“Life is a cycle of remembering and forgetting.” 

Maybe it’s an overly simplistic concept, but think about it: we’re prone to forget the truth, only to be reminded again, only to forget again. This is the cycle and struggle that, towards the end of the book, Ted Dekker does a fantastic job of portraying.

I wish I could say that I don’t understand this cycle of forgetting. But actually, I do. Because this story isn’t just about Christy and Austin…it’s also about me.

This past year, I did a lot of forgetting. Even though I’ve known and experienced the truth of God’s faithfulness in my life, I went through times in the past year where God felt distant and far removed from my circumstances. From where I was standing, life didn’t make sense. I wanted God to prove Himself and silence my doubt like He’d done for His people all throughout the pages of scripture. But He didn’t. Or at least not in the way I was hoping for. I started to believe the lies that God was distant to my pain, elusive, and silent to all of my questions.

However, when I needed it most, God brought people into my life who reminded me of truths that I’d known in the past, but had forgotten when the skies of doubt had clouded my horizon. It was the remembrance of God’s faithfulness, promises, and love that eventually gave me the eyes to see the truth that God’s goodness and ways don’t always fit into my way of understanding the world. And that’s okay. Because He’s God and I’m not.

I think we all have gone through or will go through periods where we wonder what in the world God is doing. We may question God’s plans and start to believe the lie that He’s not truly good if He allows pain and trials in our lives. However, we have to remind ourselves that no matter what our circumstances or emotions tell us, God never fails or makes mistakes. When we choose to open our eyes wide to the reality of truth, every lie of unbelief will come crumbling down.

Embracing Our Identity

Genesis 1:27 “So God created man in His [own] image; in the image of God He created him; male and female He created them.”

What’s the purpose of a reflection? Certainly not to point to the reflection itself. If you’ve ever seen a reflection, you know that it’s single purpose is to point to the thing that it’s reflecting. If we’ve been made in God’s image, we know that we reflect a part of Who God is and therefore were made to point back to Him.

I’m convinced that so often we shy away from who God has made us to be instead of rejoicing in our identity as His image bearers. So what makes you….you? What do you love? What are you passionate about? What do you enjoy? For example, I love music, adventures, perfection, and laughing. All of these qualities about me reflect Who God is. Just think about all the people in the world, past and present. Think about how diverse and incredibly unique each one is, each one made to reflect the image of God in varying ways. 

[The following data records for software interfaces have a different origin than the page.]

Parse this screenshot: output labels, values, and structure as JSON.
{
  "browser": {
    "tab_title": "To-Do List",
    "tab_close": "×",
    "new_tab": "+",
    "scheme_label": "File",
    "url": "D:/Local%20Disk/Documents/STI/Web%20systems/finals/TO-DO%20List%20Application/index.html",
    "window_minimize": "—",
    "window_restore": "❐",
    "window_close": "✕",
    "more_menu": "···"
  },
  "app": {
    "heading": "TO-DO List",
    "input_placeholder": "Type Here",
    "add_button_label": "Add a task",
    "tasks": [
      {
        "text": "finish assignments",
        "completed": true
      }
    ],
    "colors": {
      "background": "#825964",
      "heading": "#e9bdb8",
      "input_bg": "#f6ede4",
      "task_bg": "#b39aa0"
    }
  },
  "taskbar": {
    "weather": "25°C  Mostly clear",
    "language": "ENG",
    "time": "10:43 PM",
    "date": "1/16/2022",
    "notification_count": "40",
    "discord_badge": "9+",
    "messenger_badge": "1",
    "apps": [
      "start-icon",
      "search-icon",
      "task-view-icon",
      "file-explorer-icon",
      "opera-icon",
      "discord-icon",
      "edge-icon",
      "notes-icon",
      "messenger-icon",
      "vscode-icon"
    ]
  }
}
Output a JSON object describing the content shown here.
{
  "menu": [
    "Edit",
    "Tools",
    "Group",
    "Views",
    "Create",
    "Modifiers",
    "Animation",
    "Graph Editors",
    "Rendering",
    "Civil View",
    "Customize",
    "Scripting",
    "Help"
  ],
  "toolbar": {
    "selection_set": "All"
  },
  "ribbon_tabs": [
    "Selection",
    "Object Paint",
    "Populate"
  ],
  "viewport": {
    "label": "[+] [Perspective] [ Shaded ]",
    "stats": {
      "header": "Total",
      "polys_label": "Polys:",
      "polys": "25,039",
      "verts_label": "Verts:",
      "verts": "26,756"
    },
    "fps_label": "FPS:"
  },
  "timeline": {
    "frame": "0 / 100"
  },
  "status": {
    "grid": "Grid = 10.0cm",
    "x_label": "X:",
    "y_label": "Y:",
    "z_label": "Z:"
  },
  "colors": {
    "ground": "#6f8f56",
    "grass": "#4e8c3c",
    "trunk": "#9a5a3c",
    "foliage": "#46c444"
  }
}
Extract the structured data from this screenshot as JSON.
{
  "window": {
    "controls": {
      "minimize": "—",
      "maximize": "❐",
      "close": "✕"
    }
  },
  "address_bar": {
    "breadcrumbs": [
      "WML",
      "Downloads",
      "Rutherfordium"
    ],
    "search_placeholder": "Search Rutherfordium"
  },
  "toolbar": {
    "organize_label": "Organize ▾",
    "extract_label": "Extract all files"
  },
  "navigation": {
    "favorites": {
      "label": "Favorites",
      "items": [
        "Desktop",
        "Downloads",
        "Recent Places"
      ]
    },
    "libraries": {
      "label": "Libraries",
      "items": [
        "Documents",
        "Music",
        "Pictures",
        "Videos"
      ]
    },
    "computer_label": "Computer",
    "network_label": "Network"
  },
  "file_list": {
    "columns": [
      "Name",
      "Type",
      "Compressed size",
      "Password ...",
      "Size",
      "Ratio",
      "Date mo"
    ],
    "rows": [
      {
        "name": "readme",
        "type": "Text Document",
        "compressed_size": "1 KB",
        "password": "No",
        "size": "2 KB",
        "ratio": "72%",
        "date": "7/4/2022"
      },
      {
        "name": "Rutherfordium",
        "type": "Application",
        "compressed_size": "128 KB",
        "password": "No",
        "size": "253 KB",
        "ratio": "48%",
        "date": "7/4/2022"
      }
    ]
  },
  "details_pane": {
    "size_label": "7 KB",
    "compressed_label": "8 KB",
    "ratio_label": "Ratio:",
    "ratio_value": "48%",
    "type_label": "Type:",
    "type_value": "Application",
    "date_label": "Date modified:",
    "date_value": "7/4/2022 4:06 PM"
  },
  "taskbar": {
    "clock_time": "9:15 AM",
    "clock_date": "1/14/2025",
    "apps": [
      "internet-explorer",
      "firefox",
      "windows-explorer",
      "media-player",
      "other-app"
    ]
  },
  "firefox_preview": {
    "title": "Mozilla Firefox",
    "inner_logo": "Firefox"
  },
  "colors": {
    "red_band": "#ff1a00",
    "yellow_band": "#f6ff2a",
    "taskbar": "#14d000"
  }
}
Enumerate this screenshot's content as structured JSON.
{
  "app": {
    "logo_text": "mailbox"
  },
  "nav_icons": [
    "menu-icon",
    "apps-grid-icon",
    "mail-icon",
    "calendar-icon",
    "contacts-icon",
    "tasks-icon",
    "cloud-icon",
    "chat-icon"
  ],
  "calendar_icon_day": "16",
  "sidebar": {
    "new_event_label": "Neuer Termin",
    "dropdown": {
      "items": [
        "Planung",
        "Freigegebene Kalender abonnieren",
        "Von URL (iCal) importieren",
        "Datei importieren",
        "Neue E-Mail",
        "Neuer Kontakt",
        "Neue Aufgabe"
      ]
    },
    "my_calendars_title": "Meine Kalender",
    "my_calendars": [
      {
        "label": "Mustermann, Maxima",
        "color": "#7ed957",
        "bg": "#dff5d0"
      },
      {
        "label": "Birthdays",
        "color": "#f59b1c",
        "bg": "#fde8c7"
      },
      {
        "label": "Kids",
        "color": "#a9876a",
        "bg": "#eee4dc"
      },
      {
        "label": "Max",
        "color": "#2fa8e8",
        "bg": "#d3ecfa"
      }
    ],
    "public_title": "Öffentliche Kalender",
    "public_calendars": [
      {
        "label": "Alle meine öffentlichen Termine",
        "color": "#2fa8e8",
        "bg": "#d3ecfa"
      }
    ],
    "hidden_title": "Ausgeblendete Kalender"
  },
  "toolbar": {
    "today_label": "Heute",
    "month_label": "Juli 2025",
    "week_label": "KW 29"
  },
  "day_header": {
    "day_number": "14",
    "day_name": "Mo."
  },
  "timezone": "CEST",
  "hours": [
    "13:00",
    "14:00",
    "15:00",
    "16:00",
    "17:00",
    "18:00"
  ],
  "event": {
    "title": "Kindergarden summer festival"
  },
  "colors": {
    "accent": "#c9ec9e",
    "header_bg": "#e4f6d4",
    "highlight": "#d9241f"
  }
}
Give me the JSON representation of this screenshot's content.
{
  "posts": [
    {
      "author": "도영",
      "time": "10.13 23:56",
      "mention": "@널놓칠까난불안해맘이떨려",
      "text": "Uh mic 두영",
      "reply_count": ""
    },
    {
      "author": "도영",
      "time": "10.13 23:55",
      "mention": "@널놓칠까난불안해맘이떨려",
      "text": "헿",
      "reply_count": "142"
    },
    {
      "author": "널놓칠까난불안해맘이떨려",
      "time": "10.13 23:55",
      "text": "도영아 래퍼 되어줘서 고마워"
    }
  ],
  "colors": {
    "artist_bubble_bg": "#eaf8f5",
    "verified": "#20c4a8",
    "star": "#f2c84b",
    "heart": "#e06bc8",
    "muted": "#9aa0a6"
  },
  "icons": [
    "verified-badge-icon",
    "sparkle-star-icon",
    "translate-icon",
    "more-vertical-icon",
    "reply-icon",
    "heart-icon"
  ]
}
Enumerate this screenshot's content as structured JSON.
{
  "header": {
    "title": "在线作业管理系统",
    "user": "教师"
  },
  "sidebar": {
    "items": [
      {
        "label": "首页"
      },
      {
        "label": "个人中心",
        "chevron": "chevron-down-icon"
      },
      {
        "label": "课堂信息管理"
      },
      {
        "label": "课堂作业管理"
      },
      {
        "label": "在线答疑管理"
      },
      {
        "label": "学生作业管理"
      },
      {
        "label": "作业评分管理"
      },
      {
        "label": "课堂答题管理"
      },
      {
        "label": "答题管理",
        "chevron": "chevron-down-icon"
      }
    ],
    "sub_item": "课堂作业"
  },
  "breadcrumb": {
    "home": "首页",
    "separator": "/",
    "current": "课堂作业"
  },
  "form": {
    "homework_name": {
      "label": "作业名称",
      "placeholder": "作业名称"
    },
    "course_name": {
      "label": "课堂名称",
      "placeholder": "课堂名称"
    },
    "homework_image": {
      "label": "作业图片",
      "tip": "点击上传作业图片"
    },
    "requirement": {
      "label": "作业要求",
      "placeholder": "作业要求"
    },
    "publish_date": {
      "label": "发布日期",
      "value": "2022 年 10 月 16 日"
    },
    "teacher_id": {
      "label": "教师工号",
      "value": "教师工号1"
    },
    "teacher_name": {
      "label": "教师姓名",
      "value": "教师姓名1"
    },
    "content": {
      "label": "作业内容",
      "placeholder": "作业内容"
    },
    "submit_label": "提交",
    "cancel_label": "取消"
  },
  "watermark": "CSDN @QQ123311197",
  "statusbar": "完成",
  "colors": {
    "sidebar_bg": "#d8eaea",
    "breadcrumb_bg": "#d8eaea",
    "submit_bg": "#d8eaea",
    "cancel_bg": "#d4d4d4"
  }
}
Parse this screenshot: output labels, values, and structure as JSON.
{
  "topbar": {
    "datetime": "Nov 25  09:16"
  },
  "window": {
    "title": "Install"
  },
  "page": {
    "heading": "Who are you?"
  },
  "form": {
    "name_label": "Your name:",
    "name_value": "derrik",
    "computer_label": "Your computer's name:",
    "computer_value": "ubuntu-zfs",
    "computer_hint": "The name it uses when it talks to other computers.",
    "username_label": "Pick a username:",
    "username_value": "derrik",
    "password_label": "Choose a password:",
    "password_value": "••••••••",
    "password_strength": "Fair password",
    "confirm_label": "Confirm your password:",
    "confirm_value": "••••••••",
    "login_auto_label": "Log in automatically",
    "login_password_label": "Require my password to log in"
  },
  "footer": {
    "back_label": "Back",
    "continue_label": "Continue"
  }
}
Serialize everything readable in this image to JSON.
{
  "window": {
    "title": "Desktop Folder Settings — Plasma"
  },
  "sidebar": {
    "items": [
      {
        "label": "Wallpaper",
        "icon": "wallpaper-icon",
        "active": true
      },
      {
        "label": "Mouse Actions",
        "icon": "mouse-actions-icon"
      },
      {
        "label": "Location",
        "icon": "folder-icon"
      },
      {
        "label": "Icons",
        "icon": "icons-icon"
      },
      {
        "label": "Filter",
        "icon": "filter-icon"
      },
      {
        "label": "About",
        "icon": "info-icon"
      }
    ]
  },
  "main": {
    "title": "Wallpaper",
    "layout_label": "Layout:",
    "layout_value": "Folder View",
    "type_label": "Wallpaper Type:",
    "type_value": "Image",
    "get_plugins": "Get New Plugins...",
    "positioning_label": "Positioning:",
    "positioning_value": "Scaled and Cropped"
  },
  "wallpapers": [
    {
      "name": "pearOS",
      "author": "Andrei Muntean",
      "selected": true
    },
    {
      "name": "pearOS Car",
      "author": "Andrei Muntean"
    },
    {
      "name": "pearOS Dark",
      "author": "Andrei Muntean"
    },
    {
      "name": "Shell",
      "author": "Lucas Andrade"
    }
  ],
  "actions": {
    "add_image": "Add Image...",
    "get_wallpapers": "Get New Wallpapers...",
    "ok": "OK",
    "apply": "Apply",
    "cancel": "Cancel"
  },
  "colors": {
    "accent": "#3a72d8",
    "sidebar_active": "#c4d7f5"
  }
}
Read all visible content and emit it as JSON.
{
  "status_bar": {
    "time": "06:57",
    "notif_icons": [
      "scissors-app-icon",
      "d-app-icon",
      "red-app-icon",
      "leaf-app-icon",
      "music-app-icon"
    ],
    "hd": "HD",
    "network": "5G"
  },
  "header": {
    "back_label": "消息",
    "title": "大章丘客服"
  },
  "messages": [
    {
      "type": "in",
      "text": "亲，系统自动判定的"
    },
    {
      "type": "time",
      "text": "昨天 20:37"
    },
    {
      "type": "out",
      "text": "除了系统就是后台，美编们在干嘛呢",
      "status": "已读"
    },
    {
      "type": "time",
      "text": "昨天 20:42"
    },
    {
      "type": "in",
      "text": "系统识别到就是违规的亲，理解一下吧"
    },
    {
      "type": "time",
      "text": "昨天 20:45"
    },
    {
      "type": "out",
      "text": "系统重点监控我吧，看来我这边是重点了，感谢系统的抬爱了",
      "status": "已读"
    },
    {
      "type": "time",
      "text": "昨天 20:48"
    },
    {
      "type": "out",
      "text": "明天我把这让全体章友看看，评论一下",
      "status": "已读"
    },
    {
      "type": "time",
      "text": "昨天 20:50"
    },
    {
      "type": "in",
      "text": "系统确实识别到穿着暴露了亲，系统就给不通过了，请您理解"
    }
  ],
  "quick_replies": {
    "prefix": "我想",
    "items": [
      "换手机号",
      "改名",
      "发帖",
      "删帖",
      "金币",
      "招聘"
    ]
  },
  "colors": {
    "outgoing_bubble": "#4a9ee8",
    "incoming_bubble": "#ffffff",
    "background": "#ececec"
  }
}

However, because of sin, our purpose of glorifying God has been turned upside down. Instead of using our qualities to point to God, we point to ourselves by either taking pride in who we are on our own or wallowing in self-pity because we’re not as good as we think we should be. However, through the gospel, Jesus has provided the way to restore us back to the joy of fulfilling our original purpose. By surrendering to Christ, He gives us new life. In Him, we find not the extinguishing of ourselves, but rather the awakening of ourselves as we see our lives and the qualities that make us unique as part of a greater purpose: to point others to the glory of God. When we see ourselves through this perspective, we can’t look down on ourselves or puff ourselves up in pride. All we can do is rejoice in the wonder of our Creator Who made us in His very image! 

So let’s take who we are and live vibrantly. Let’s use everything about ourselves (our gifts, talents, personality, passions, ideas, and dreams) to love Jesus more and to point others to Him. WE are God’s image bearers, created to reflect a part of Who He is–that’s an incredible truth worth rejoicing in!